____ PROVIDED ENTRIES
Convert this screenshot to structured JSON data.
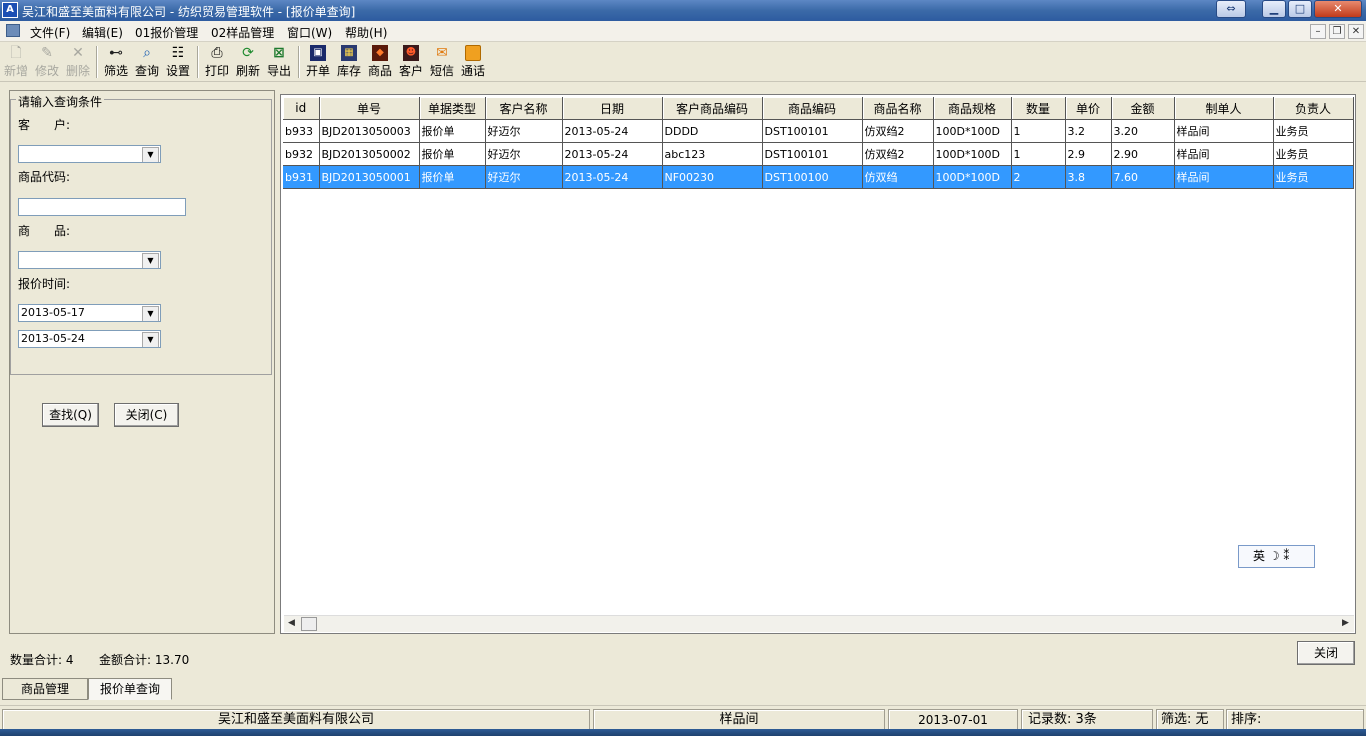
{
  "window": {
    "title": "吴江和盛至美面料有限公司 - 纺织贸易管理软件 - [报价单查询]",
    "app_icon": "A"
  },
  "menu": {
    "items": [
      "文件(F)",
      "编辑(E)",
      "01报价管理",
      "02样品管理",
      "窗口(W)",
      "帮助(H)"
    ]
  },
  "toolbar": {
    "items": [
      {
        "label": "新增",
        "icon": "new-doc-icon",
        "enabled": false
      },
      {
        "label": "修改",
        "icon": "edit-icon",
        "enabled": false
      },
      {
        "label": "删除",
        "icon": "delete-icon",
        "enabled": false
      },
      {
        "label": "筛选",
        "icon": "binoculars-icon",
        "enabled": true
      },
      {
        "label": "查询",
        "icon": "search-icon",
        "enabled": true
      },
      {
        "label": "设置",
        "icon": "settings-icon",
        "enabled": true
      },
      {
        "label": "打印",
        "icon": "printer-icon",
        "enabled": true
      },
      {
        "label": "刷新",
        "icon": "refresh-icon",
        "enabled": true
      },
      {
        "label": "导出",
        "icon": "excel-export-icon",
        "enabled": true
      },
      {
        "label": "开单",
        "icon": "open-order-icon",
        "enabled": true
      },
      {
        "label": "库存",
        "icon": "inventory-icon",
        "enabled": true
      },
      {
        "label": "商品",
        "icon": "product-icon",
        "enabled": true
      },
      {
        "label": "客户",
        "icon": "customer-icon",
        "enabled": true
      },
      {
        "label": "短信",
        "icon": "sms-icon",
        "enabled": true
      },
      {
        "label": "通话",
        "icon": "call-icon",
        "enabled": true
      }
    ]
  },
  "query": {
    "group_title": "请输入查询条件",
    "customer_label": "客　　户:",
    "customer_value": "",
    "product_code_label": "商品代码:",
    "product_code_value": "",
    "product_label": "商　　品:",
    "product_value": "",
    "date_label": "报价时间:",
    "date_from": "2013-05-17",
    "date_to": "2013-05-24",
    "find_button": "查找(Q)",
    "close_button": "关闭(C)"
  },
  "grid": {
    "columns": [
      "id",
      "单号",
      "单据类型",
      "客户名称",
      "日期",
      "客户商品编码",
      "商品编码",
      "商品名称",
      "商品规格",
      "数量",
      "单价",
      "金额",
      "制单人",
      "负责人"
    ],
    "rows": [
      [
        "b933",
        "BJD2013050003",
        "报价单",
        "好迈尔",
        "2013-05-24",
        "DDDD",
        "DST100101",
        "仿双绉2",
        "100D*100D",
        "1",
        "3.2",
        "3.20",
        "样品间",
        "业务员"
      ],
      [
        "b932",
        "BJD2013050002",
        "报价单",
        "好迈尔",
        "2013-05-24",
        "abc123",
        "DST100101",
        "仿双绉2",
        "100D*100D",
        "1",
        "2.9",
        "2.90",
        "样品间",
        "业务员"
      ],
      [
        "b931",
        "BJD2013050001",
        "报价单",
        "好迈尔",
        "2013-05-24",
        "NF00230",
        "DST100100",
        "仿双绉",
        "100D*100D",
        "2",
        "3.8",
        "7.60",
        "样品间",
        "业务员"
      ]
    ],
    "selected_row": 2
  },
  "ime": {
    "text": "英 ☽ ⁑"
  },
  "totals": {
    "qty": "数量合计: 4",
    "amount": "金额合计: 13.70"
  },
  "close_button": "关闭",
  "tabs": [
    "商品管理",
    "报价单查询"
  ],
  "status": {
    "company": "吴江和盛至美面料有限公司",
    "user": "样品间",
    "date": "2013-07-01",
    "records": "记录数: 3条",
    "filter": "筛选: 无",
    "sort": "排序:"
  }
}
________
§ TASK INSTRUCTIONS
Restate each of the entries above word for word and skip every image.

§ WRITTEN RESPONSE
Convert this screenshot to structured JSON data.
{
  "window": {
    "title": "吴江和盛至美面料有限公司 - 纺织贸易管理软件 - [报价单查询]",
    "app_icon": "A"
  },
  "menu": {
    "items": [
      "文件(F)",
      "编辑(E)",
      "01报价管理",
      "02样品管理",
      "窗口(W)",
      "帮助(H)"
    ]
  },
  "toolbar": {
    "items": [
      {
        "label": "新增",
        "icon": "new-doc-icon",
        "enabled": false
      },
      {
        "label": "修改",
        "icon": "edit-icon",
        "enabled": false
      },
      {
        "label": "删除",
        "icon": "delete-icon",
        "enabled": false
      },
      {
        "label": "筛选",
        "icon": "binoculars-icon",
        "enabled": true
      },
      {
        "label": "查询",
        "icon": "search-icon",
        "enabled": true
      },
      {
        "label": "设置",
        "icon": "settings-icon",
        "enabled": true
      },
      {
        "label": "打印",
        "icon": "printer-icon",
        "enabled": true
      },
      {
        "label": "刷新",
        "icon": "refresh-icon",
        "enabled": true
      },
      {
        "label": "导出",
        "icon": "excel-export-icon",
        "enabled": true
      },
      {
        "label": "开单",
        "icon": "open-order-icon",
        "enabled": true
      },
      {
        "label": "库存",
        "icon": "inventory-icon",
        "enabled": true
      },
      {
        "label": "商品",
        "icon": "product-icon",
        "enabled": true
      },
      {
        "label": "客户",
        "icon": "customer-icon",
        "enabled": true
      },
      {
        "label": "短信",
        "icon": "sms-icon",
        "enabled": true
      },
      {
        "label": "通话",
        "icon": "call-icon",
        "enabled": true
      }
    ]
  },
  "query": {
    "group_title": "请输入查询条件",
    "customer_label": "客　　户:",
    "customer_value": "",
    "product_code_label": "商品代码:",
    "product_code_value": "",
    "product_label": "商　　品:",
    "product_value": "",
    "date_label": "报价时间:",
    "date_from": "2013-05-17",
    "date_to": "2013-05-24",
    "find_button": "查找(Q)",
    "close_button": "关闭(C)"
  },
  "grid": {
    "columns": [
      "id",
      "单号",
      "单据类型",
      "客户名称",
      "日期",
      "客户商品编码",
      "商品编码",
      "商品名称",
      "商品规格",
      "数量",
      "单价",
      "金额",
      "制单人",
      "负责人"
    ],
    "rows": [
      [
        "b933",
        "BJD2013050003",
        "报价单",
        "好迈尔",
        "2013-05-24",
        "DDDD",
        "DST100101",
        "仿双绉2",
        "100D*100D",
        "1",
        "3.2",
        "3.20",
        "样品间",
        "业务员"
      ],
      [
        "b932",
        "BJD2013050002",
        "报价单",
        "好迈尔",
        "2013-05-24",
        "abc123",
        "DST100101",
        "仿双绉2",
        "100D*100D",
        "1",
        "2.9",
        "2.90",
        "样品间",
        "业务员"
      ],
      [
        "b931",
        "BJD2013050001",
        "报价单",
        "好迈尔",
        "2013-05-24",
        "NF00230",
        "DST100100",
        "仿双绉",
        "100D*100D",
        "2",
        "3.8",
        "7.60",
        "样品间",
        "业务员"
      ]
    ],
    "selected_row": 2
  },
  "ime": {
    "text": "英 ☽ ⁑"
  },
  "totals": {
    "qty": "数量合计: 4",
    "amount": "金额合计: 13.70"
  },
  "close_button": "关闭",
  "tabs": [
    "商品管理",
    "报价单查询"
  ],
  "status": {
    "company": "吴江和盛至美面料有限公司",
    "user": "样品间",
    "date": "2013-07-01",
    "records": "记录数: 3条",
    "filter": "筛选: 无",
    "sort": "排序:"
  }
}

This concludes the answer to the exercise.